[Data about app and page elements]
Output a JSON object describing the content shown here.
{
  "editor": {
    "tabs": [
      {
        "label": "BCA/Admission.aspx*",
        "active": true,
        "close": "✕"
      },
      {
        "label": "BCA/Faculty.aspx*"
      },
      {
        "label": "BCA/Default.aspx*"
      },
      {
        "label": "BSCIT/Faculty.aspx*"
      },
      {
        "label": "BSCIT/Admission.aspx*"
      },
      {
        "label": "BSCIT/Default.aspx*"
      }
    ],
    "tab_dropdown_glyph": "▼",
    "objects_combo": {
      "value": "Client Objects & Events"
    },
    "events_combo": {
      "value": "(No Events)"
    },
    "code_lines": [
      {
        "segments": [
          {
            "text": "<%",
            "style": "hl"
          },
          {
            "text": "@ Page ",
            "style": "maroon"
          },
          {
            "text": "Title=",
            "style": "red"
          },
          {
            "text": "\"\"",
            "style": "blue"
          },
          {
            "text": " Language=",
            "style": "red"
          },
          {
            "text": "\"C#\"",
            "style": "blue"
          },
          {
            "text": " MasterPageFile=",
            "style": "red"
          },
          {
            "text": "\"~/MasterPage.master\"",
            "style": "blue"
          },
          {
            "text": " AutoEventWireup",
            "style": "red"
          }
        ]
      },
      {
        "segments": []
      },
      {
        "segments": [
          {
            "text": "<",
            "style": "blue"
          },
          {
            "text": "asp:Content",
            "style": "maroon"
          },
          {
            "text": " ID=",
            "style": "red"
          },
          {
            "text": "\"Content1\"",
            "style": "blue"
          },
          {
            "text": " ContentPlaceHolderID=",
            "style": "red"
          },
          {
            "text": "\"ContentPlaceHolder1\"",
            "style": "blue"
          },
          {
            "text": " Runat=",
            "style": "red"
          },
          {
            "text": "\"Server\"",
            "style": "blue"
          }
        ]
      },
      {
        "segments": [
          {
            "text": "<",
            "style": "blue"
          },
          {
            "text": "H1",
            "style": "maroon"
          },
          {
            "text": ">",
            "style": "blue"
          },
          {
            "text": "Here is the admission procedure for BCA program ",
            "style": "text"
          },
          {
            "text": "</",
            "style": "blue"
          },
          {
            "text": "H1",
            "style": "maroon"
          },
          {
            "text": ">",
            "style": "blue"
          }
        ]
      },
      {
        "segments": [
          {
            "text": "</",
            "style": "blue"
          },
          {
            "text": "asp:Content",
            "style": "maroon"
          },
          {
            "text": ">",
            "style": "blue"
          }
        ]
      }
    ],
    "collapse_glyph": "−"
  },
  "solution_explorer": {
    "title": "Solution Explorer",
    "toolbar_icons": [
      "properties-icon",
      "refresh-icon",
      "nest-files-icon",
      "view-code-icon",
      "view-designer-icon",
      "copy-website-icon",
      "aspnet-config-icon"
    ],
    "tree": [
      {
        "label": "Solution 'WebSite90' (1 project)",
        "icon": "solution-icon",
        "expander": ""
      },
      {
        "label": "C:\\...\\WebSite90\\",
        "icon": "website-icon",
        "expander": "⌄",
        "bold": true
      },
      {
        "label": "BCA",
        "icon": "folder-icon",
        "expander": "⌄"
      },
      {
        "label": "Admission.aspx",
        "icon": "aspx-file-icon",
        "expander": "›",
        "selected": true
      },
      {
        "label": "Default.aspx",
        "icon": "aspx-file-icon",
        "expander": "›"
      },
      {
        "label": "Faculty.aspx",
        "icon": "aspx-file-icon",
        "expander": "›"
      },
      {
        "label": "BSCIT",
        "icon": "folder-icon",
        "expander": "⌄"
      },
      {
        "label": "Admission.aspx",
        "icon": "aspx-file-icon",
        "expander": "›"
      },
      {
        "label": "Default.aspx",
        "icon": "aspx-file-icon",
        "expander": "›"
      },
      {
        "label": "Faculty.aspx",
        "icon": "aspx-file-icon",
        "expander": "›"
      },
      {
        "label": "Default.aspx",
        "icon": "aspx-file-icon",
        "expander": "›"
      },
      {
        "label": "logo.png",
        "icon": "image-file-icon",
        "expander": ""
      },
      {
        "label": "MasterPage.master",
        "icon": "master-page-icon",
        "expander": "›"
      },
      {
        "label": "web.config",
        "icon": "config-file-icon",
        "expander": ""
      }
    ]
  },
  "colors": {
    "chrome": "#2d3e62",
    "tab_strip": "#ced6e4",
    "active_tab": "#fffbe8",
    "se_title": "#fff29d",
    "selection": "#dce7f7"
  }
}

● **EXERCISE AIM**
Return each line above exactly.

● **SOLUTION TO THIS TASK**
Output a JSON object describing the content shown here.
{
  "editor": {
    "tabs": [
      {
        "label": "BCA/Admission.aspx*",
        "active": true,
        "close": "✕"
      },
      {
        "label": "BCA/Faculty.aspx*"
      },
      {
        "label": "BCA/Default.aspx*"
      },
      {
        "label": "BSCIT/Faculty.aspx*"
      },
      {
        "label": "BSCIT/Admission.aspx*"
      },
      {
        "label": "BSCIT/Default.aspx*"
      }
    ],
    "tab_dropdown_glyph": "▼",
    "objects_combo": {
      "value": "Client Objects & Events"
    },
    "events_combo": {
      "value": "(No Events)"
    },
    "code_lines": [
      {
        "segments": [
          {
            "text": "<%",
            "style": "hl"
          },
          {
            "text": "@ Page ",
            "style": "maroon"
          },
          {
            "text": "Title=",
            "style": "red"
          },
          {
            "text": "\"\"",
            "style": "blue"
          },
          {
            "text": " Language=",
            "style": "red"
          },
          {
            "text": "\"C#\"",
            "style": "blue"
          },
          {
            "text": " MasterPageFile=",
            "style": "red"
          },
          {
            "text": "\"~/MasterPage.master\"",
            "style": "blue"
          },
          {
            "text": " AutoEventWireup",
            "style": "red"
          }
        ]
      },
      {
        "segments": []
      },
      {
        "segments": [
          {
            "text": "<",
            "style": "blue"
          },
          {
            "text": "asp:Content",
            "style": "maroon"
          },
          {
            "text": " ID=",
            "style": "red"
          },
          {
            "text": "\"Content1\"",
            "style": "blue"
          },
          {
            "text": " ContentPlaceHolderID=",
            "style": "red"
          },
          {
            "text": "\"ContentPlaceHolder1\"",
            "style": "blue"
          },
          {
            "text": " Runat=",
            "style": "red"
          },
          {
            "text": "\"Server\"",
            "style": "blue"
          }
        ]
      },
      {
        "segments": [
          {
            "text": "<",
            "style": "blue"
          },
          {
            "text": "H1",
            "style": "maroon"
          },
          {
            "text": ">",
            "style": "blue"
          },
          {
            "text": "Here is the admission procedure for BCA program ",
            "style": "text"
          },
          {
            "text": "</",
            "style": "blue"
          },
          {
            "text": "H1",
            "style": "maroon"
          },
          {
            "text": ">",
            "style": "blue"
          }
        ]
      },
      {
        "segments": [
          {
            "text": "</",
            "style": "blue"
          },
          {
            "text": "asp:Content",
            "style": "maroon"
          },
          {
            "text": ">",
            "style": "blue"
          }
        ]
      }
    ],
    "collapse_glyph": "−"
  },
  "solution_explorer": {
    "title": "Solution Explorer",
    "toolbar_icons": [
      "properties-icon",
      "refresh-icon",
      "nest-files-icon",
      "view-code-icon",
      "view-designer-icon",
      "copy-website-icon",
      "aspnet-config-icon"
    ],
    "tree": [
      {
        "label": "Solution 'WebSite90' (1 project)",
        "icon": "solution-icon",
        "expander": ""
      },
      {
        "label": "C:\\...\\WebSite90\\",
        "icon": "website-icon",
        "expander": "⌄",
        "bold": true
      },
      {
        "label": "BCA",
        "icon": "folder-icon",
        "expander": "⌄"
      },
      {
        "label": "Admission.aspx",
        "icon": "aspx-file-icon",
        "expander": "›",
        "selected": true
      },
      {
        "label": "Default.aspx",
        "icon": "aspx-file-icon",
        "expander": "›"
      },
      {
        "label": "Faculty.aspx",
        "icon": "aspx-file-icon",
        "expander": "›"
      },
      {
        "label": "BSCIT",
        "icon": "folder-icon",
        "expander": "⌄"
      },
      {
        "label": "Admission.aspx",
        "icon": "aspx-file-icon",
        "expander": "›"
      },
      {
        "label": "Default.aspx",
        "icon": "aspx-file-icon",
        "expander": "›"
      },
      {
        "label": "Faculty.aspx",
        "icon": "aspx-file-icon",
        "expander": "›"
      },
      {
        "label": "Default.aspx",
        "icon": "aspx-file-icon",
        "expander": "›"
      },
      {
        "label": "logo.png",
        "icon": "image-file-icon",
        "expander": ""
      },
      {
        "label": "MasterPage.master",
        "icon": "master-page-icon",
        "expander": "›"
      },
      {
        "label": "web.config",
        "icon": "config-file-icon",
        "expander": ""
      }
    ]
  },
  "colors": {
    "chrome": "#2d3e62",
    "tab_strip": "#ced6e4",
    "active_tab": "#fffbe8",
    "se_title": "#fff29d",
    "selection": "#dce7f7"
  }
}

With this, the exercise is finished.